- Opening Delimiter -

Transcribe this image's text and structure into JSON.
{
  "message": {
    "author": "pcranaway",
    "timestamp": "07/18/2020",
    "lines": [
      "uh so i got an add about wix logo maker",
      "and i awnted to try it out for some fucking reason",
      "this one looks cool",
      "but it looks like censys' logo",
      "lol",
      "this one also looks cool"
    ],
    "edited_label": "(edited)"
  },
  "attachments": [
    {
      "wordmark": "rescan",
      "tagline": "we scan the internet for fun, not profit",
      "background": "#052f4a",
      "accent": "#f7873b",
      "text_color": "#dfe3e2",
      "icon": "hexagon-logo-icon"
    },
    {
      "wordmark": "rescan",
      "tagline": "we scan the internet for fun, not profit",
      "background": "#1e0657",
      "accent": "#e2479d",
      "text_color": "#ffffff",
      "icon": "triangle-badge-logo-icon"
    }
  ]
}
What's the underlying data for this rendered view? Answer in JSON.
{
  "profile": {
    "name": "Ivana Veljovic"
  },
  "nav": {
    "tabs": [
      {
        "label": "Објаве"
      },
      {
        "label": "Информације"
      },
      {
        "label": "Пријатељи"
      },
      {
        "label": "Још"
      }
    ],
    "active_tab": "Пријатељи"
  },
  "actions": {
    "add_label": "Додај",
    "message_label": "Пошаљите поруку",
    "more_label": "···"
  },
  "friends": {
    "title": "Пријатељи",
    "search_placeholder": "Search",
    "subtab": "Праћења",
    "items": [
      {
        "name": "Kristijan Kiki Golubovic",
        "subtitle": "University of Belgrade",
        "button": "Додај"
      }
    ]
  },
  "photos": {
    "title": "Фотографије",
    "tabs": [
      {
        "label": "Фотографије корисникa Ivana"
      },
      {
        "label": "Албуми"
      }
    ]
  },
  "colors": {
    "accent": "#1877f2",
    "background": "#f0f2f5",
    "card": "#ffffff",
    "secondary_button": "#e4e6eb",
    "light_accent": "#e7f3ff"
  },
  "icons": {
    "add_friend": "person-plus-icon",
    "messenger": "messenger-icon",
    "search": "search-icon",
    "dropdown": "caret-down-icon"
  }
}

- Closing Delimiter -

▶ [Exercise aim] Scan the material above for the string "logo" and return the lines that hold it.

▶ [Result of this task]
      "uh so i got an add about wix logo maker",
      "but it looks like censys' logo",
      "icon": "hexagon-logo-icon"
      "icon": "triangle-badge-logo-icon"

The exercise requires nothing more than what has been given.